AVAILABLE DATA section start

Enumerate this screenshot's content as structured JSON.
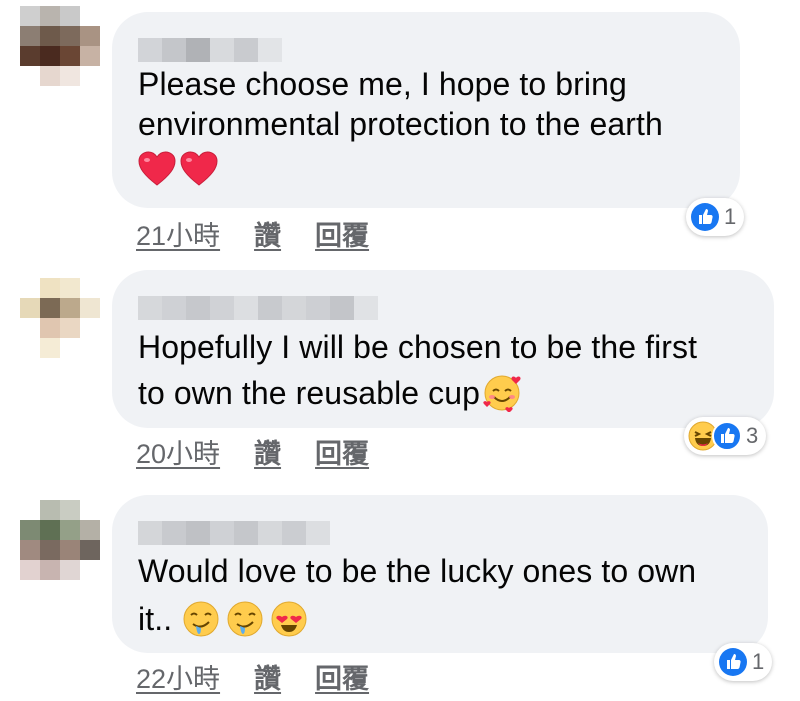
{
  "comments": [
    {
      "text_lines": [
        "Please choose me, I hope to bring",
        "environmental protection to the earth"
      ],
      "emojis": [
        "red-heart",
        "red-heart"
      ],
      "time": "21小時",
      "like_label": "讚",
      "reply_label": "回覆",
      "reactions": [
        "like"
      ],
      "reaction_count": "1"
    },
    {
      "text_lines": [
        "Hopefully I will be chosen to be the first",
        "to own the reusable cup"
      ],
      "emojis": [
        "smiling-face-with-hearts"
      ],
      "time": "20小時",
      "like_label": "讚",
      "reply_label": "回覆",
      "reactions": [
        "haha",
        "like"
      ],
      "reaction_count": "3"
    },
    {
      "text_lines": [
        "Would love to be the lucky ones to own",
        "it.."
      ],
      "emojis": [
        "drooling-face",
        "drooling-face",
        "heart-eyes"
      ],
      "time": "22小時",
      "like_label": "讚",
      "reply_label": "回覆",
      "reactions": [
        "like"
      ],
      "reaction_count": "1"
    }
  ],
  "colors": {
    "bubble": "#f0f2f5",
    "meta_text": "#65676b",
    "like_blue": "#1877f2",
    "heart_red": "#f0284a",
    "emoji_yellow": "#ffcc4d"
  }
}
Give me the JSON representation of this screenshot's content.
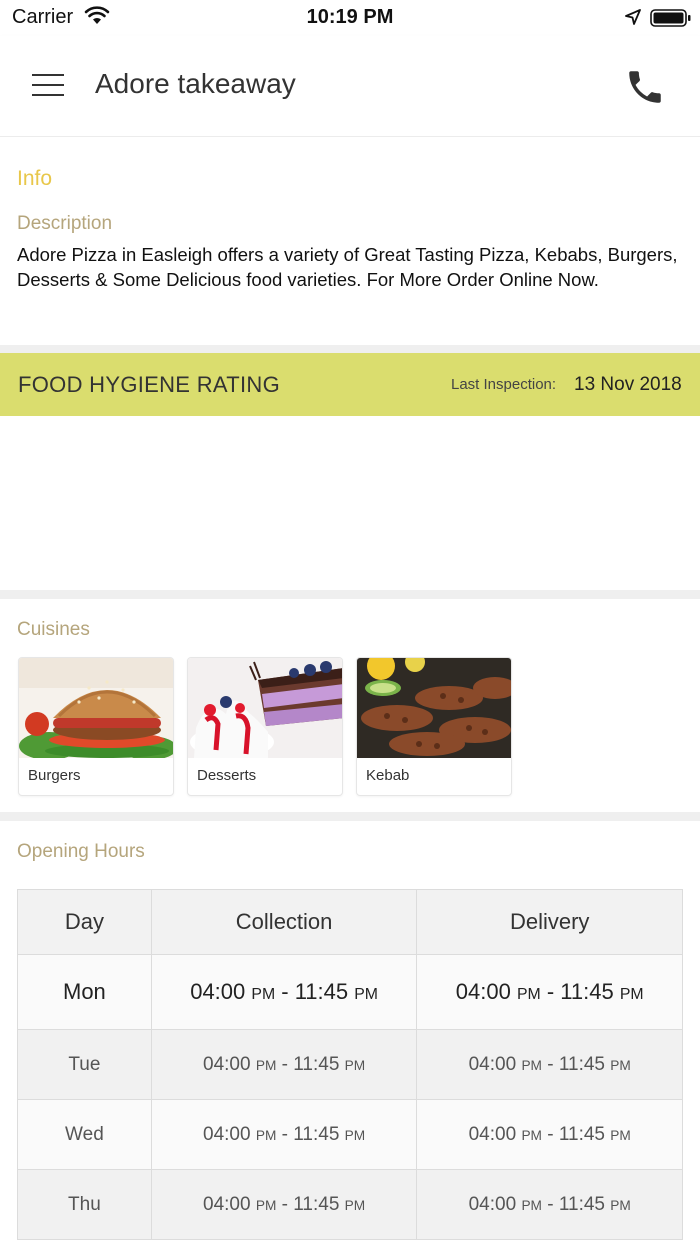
{
  "status_bar": {
    "carrier": "Carrier",
    "time": "10:19 PM"
  },
  "app_bar": {
    "title": "Adore takeaway"
  },
  "info": {
    "heading": "Info",
    "description_label": "Description",
    "description": "Adore Pizza in Easleigh offers a variety of Great Tasting Pizza, Kebabs, Burgers, Desserts & Some Delicious food varieties. For More Order Online Now."
  },
  "hygiene": {
    "title": "FOOD HYGIENE RATING",
    "last_inspection_label": "Last Inspection:",
    "last_inspection_date": "13 Nov 2018"
  },
  "cuisines": {
    "label": "Cuisines",
    "items": [
      {
        "name": "Burgers",
        "icon": "burger-image"
      },
      {
        "name": "Desserts",
        "icon": "dessert-image"
      },
      {
        "name": "Kebab",
        "icon": "kebab-image"
      }
    ]
  },
  "opening_hours": {
    "label": "Opening Hours",
    "columns": [
      "Day",
      "Collection",
      "Delivery"
    ],
    "rows": [
      {
        "day": "Mon",
        "collection": {
          "open": "04:00",
          "open_suffix": "PM",
          "close": "11:45",
          "close_suffix": "PM"
        },
        "delivery": {
          "open": "04:00",
          "open_suffix": "PM",
          "close": "11:45",
          "close_suffix": "PM"
        }
      },
      {
        "day": "Tue",
        "collection": {
          "open": "04:00",
          "open_suffix": "PM",
          "close": "11:45",
          "close_suffix": "PM"
        },
        "delivery": {
          "open": "04:00",
          "open_suffix": "PM",
          "close": "11:45",
          "close_suffix": "PM"
        }
      },
      {
        "day": "Wed",
        "collection": {
          "open": "04:00",
          "open_suffix": "PM",
          "close": "11:45",
          "close_suffix": "PM"
        },
        "delivery": {
          "open": "04:00",
          "open_suffix": "PM",
          "close": "11:45",
          "close_suffix": "PM"
        }
      },
      {
        "day": "Thu",
        "collection": {
          "open": "04:00",
          "open_suffix": "PM",
          "close": "11:45",
          "close_suffix": "PM"
        },
        "delivery": {
          "open": "04:00",
          "open_suffix": "PM",
          "close": "11:45",
          "close_suffix": "PM"
        }
      }
    ],
    "range_separator": " - "
  },
  "colors": {
    "accent_yellow": "#e8c74a",
    "label_tan": "#b5a57c",
    "hygiene_bar": "#dadd6e",
    "section_gap": "#efefef"
  }
}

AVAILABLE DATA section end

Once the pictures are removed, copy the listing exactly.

Enumerate this screenshot's content as structured JSON.
{
  "comments": [
    {
      "text_lines": [
        "Please choose me, I hope to bring",
        "environmental protection to the earth"
      ],
      "emojis": [
        "red-heart",
        "red-heart"
      ],
      "time": "21小時",
      "like_label": "讚",
      "reply_label": "回覆",
      "reactions": [
        "like"
      ],
      "reaction_count": "1"
    },
    {
      "text_lines": [
        "Hopefully I will be chosen to be the first",
        "to own the reusable cup"
      ],
      "emojis": [
        "smiling-face-with-hearts"
      ],
      "time": "20小時",
      "like_label": "讚",
      "reply_label": "回覆",
      "reactions": [
        "haha",
        "like"
      ],
      "reaction_count": "3"
    },
    {
      "text_lines": [
        "Would love to be the lucky ones to own",
        "it.."
      ],
      "emojis": [
        "drooling-face",
        "drooling-face",
        "heart-eyes"
      ],
      "time": "22小時",
      "like_label": "讚",
      "reply_label": "回覆",
      "reactions": [
        "like"
      ],
      "reaction_count": "1"
    }
  ],
  "colors": {
    "bubble": "#f0f2f5",
    "meta_text": "#65676b",
    "like_blue": "#1877f2",
    "heart_red": "#f0284a",
    "emoji_yellow": "#ffcc4d"
  }
}
Give me the JSON representation of this screenshot's content.
{
  "status_bar": {
    "carrier": "Carrier",
    "time": "10:19 PM"
  },
  "app_bar": {
    "title": "Adore takeaway"
  },
  "info": {
    "heading": "Info",
    "description_label": "Description",
    "description": "Adore Pizza in Easleigh offers a variety of Great Tasting Pizza, Kebabs, Burgers, Desserts & Some Delicious food varieties. For More Order Online Now."
  },
  "hygiene": {
    "title": "FOOD HYGIENE RATING",
    "last_inspection_label": "Last Inspection:",
    "last_inspection_date": "13 Nov 2018"
  },
  "cuisines": {
    "label": "Cuisines",
    "items": [
      {
        "name": "Burgers",
        "icon": "burger-image"
      },
      {
        "name": "Desserts",
        "icon": "dessert-image"
      },
      {
        "name": "Kebab",
        "icon": "kebab-image"
      }
    ]
  },
  "opening_hours": {
    "label": "Opening Hours",
    "columns": [
      "Day",
      "Collection",
      "Delivery"
    ],
    "rows": [
      {
        "day": "Mon",
        "collection": {
          "open": "04:00",
          "open_suffix": "PM",
          "close": "11:45",
          "close_suffix": "PM"
        },
        "delivery": {
          "open": "04:00",
          "open_suffix": "PM",
          "close": "11:45",
          "close_suffix": "PM"
        }
      },
      {
        "day": "Tue",
        "collection": {
          "open": "04:00",
          "open_suffix": "PM",
          "close": "11:45",
          "close_suffix": "PM"
        },
        "delivery": {
          "open": "04:00",
          "open_suffix": "PM",
          "close": "11:45",
          "close_suffix": "PM"
        }
      },
      {
        "day": "Wed",
        "collection": {
          "open": "04:00",
          "open_suffix": "PM",
          "close": "11:45",
          "close_suffix": "PM"
        },
        "delivery": {
          "open": "04:00",
          "open_suffix": "PM",
          "close": "11:45",
          "close_suffix": "PM"
        }
      },
      {
        "day": "Thu",
        "collection": {
          "open": "04:00",
          "open_suffix": "PM",
          "close": "11:45",
          "close_suffix": "PM"
        },
        "delivery": {
          "open": "04:00",
          "open_suffix": "PM",
          "close": "11:45",
          "close_suffix": "PM"
        }
      }
    ],
    "range_separator": " - "
  },
  "colors": {
    "accent_yellow": "#e8c74a",
    "label_tan": "#b5a57c",
    "hygiene_bar": "#dadd6e",
    "section_gap": "#efefef"
  }
}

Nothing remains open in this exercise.